THE PROBLEM:
Copy each entry exactly, leaving nothing out.

Element data from apps and pages

━━━

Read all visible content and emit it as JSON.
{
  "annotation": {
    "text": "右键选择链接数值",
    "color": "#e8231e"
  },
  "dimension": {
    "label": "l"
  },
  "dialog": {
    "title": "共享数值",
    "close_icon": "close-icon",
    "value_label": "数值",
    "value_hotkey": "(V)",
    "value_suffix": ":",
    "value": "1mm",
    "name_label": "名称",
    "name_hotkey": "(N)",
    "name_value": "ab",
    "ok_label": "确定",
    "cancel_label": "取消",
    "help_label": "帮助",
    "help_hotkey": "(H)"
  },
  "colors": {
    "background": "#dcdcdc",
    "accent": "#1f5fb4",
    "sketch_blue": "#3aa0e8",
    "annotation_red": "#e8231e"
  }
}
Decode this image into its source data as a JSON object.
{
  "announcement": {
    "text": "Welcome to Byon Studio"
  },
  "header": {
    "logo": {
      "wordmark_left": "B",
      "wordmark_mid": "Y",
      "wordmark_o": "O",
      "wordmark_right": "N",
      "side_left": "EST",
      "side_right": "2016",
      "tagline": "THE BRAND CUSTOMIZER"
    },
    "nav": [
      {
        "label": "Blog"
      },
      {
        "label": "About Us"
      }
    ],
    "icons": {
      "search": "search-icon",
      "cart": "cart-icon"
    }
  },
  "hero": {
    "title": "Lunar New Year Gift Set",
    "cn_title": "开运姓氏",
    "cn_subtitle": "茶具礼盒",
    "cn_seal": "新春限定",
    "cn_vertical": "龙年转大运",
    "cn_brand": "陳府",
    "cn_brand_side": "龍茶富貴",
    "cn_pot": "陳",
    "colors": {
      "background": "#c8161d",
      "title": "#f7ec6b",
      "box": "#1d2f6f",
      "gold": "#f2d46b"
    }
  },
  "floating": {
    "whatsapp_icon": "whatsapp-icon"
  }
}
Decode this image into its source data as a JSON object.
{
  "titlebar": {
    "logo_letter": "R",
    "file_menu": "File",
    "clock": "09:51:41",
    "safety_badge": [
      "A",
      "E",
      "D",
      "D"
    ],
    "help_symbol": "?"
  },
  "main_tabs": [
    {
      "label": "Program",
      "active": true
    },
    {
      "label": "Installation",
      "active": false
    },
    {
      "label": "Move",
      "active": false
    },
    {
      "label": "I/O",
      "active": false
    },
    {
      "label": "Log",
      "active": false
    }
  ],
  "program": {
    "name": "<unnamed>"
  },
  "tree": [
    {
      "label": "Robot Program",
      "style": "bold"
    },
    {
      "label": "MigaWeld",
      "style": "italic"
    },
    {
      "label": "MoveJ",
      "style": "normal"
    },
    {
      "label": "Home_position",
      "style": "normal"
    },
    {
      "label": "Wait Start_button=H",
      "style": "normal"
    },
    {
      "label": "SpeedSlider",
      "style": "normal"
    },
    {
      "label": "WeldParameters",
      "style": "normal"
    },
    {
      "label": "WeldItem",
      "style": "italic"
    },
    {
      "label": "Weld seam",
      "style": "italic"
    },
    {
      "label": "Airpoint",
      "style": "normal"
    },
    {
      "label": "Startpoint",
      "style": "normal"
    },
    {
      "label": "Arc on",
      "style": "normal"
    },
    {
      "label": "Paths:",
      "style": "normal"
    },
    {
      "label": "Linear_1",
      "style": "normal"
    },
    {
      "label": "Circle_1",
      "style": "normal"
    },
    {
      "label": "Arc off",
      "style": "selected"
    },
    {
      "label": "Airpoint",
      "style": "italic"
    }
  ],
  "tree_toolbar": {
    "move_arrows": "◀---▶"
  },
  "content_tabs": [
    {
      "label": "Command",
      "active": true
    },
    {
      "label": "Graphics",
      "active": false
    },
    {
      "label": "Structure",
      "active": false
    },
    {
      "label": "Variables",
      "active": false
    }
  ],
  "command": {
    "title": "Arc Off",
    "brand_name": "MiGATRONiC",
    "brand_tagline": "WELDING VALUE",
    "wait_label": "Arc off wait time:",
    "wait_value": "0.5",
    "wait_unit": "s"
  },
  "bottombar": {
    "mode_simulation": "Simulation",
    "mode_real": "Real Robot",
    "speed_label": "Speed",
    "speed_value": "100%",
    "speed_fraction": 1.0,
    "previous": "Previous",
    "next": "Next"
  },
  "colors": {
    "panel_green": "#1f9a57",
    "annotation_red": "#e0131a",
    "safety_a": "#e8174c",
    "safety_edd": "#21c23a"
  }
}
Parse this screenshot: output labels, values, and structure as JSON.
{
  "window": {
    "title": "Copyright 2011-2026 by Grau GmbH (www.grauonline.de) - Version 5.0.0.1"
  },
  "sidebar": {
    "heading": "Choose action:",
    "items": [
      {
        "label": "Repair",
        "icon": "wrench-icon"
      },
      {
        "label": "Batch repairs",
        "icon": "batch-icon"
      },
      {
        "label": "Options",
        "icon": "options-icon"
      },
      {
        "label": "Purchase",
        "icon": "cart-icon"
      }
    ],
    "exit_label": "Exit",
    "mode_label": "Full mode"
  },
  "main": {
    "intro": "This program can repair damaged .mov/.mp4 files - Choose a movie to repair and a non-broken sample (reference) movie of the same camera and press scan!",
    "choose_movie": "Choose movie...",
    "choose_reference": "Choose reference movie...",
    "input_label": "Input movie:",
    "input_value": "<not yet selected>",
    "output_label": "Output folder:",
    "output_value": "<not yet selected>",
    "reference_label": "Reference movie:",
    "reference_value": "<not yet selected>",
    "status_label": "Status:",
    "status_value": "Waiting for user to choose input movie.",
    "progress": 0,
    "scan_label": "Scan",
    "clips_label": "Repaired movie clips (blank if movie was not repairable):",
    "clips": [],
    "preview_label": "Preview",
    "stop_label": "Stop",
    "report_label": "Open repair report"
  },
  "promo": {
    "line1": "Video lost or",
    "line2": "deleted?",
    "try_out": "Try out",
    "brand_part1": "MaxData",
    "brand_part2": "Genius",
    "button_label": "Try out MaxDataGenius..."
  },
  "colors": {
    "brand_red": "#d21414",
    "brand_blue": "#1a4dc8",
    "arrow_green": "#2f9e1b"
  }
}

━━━

EXERCISE OUTPUT:
Read all visible content and emit it as JSON.
{
  "annotation": {
    "text": "右键选择链接数值",
    "color": "#e8231e"
  },
  "dimension": {
    "label": "l"
  },
  "dialog": {
    "title": "共享数值",
    "close_icon": "close-icon",
    "value_label": "数值",
    "value_hotkey": "(V)",
    "value_suffix": ":",
    "value": "1mm",
    "name_label": "名称",
    "name_hotkey": "(N)",
    "name_value": "ab",
    "ok_label": "确定",
    "cancel_label": "取消",
    "help_label": "帮助",
    "help_hotkey": "(H)"
  },
  "colors": {
    "background": "#dcdcdc",
    "accent": "#1f5fb4",
    "sketch_blue": "#3aa0e8",
    "annotation_red": "#e8231e"
  }
}
Decode this image into its source data as a JSON object.
{
  "announcement": {
    "text": "Welcome to Byon Studio"
  },
  "header": {
    "logo": {
      "wordmark_left": "B",
      "wordmark_mid": "Y",
      "wordmark_o": "O",
      "wordmark_right": "N",
      "side_left": "EST",
      "side_right": "2016",
      "tagline": "THE BRAND CUSTOMIZER"
    },
    "nav": [
      {
        "label": "Blog"
      },
      {
        "label": "About Us"
      }
    ],
    "icons": {
      "search": "search-icon",
      "cart": "cart-icon"
    }
  },
  "hero": {
    "title": "Lunar New Year Gift Set",
    "cn_title": "开运姓氏",
    "cn_subtitle": "茶具礼盒",
    "cn_seal": "新春限定",
    "cn_vertical": "龙年转大运",
    "cn_brand": "陳府",
    "cn_brand_side": "龍茶富貴",
    "cn_pot": "陳",
    "colors": {
      "background": "#c8161d",
      "title": "#f7ec6b",
      "box": "#1d2f6f",
      "gold": "#f2d46b"
    }
  },
  "floating": {
    "whatsapp_icon": "whatsapp-icon"
  }
}
Decode this image into its source data as a JSON object.
{
  "titlebar": {
    "logo_letter": "R",
    "file_menu": "File",
    "clock": "09:51:41",
    "safety_badge": [
      "A",
      "E",
      "D",
      "D"
    ],
    "help_symbol": "?"
  },
  "main_tabs": [
    {
      "label": "Program",
      "active": true
    },
    {
      "label": "Installation",
      "active": false
    },
    {
      "label": "Move",
      "active": false
    },
    {
      "label": "I/O",
      "active": false
    },
    {
      "label": "Log",
      "active": false
    }
  ],
  "program": {
    "name": "<unnamed>"
  },
  "tree": [
    {
      "label": "Robot Program",
      "style": "bold"
    },
    {
      "label": "MigaWeld",
      "style": "italic"
    },
    {
      "label": "MoveJ",
      "style": "normal"
    },
    {
      "label": "Home_position",
      "style": "normal"
    },
    {
      "label": "Wait Start_button=H",
      "style": "normal"
    },
    {
      "label": "SpeedSlider",
      "style": "normal"
    },
    {
      "label": "WeldParameters",
      "style": "normal"
    },
    {
      "label": "WeldItem",
      "style": "italic"
    },
    {
      "label": "Weld seam",
      "style": "italic"
    },
    {
      "label": "Airpoint",
      "style": "normal"
    },
    {
      "label": "Startpoint",
      "style": "normal"
    },
    {
      "label": "Arc on",
      "style": "normal"
    },
    {
      "label": "Paths:",
      "style": "normal"
    },
    {
      "label": "Linear_1",
      "style": "normal"
    },
    {
      "label": "Circle_1",
      "style": "normal"
    },
    {
      "label": "Arc off",
      "style": "selected"
    },
    {
      "label": "Airpoint",
      "style": "italic"
    }
  ],
  "tree_toolbar": {
    "move_arrows": "◀---▶"
  },
  "content_tabs": [
    {
      "label": "Command",
      "active": true
    },
    {
      "label": "Graphics",
      "active": false
    },
    {
      "label": "Structure",
      "active": false
    },
    {
      "label": "Variables",
      "active": false
    }
  ],
  "command": {
    "title": "Arc Off",
    "brand_name": "MiGATRONiC",
    "brand_tagline": "WELDING VALUE",
    "wait_label": "Arc off wait time:",
    "wait_value": "0.5",
    "wait_unit": "s"
  },
  "bottombar": {
    "mode_simulation": "Simulation",
    "mode_real": "Real Robot",
    "speed_label": "Speed",
    "speed_value": "100%",
    "speed_fraction": 1.0,
    "previous": "Previous",
    "next": "Next"
  },
  "colors": {
    "panel_green": "#1f9a57",
    "annotation_red": "#e0131a",
    "safety_a": "#e8174c",
    "safety_edd": "#21c23a"
  }
}
Parse this screenshot: output labels, values, and structure as JSON.
{
  "window": {
    "title": "Copyright 2011-2026 by Grau GmbH (www.grauonline.de) - Version 5.0.0.1"
  },
  "sidebar": {
    "heading": "Choose action:",
    "items": [
      {
        "label": "Repair",
        "icon": "wrench-icon"
      },
      {
        "label": "Batch repairs",
        "icon": "batch-icon"
      },
      {
        "label": "Options",
        "icon": "options-icon"
      },
      {
        "label": "Purchase",
        "icon": "cart-icon"
      }
    ],
    "exit_label": "Exit",
    "mode_label": "Full mode"
  },
  "main": {
    "intro": "This program can repair damaged .mov/.mp4 files - Choose a movie to repair and a non-broken sample (reference) movie of the same camera and press scan!",
    "choose_movie": "Choose movie...",
    "choose_reference": "Choose reference movie...",
    "input_label": "Input movie:",
    "input_value": "<not yet selected>",
    "output_label": "Output folder:",
    "output_value": "<not yet selected>",
    "reference_label": "Reference movie:",
    "reference_value": "<not yet selected>",
    "status_label": "Status:",
    "status_value": "Waiting for user to choose input movie.",
    "progress": 0,
    "scan_label": "Scan",
    "clips_label": "Repaired movie clips (blank if movie was not repairable):",
    "clips": [],
    "preview_label": "Preview",
    "stop_label": "Stop",
    "report_label": "Open repair report"
  },
  "promo": {
    "line1": "Video lost or",
    "line2": "deleted?",
    "try_out": "Try out",
    "brand_part1": "MaxData",
    "brand_part2": "Genius",
    "button_label": "Try out MaxDataGenius..."
  },
  "colors": {
    "brand_red": "#d21414",
    "brand_blue": "#1a4dc8",
    "arrow_green": "#2f9e1b"
  }
}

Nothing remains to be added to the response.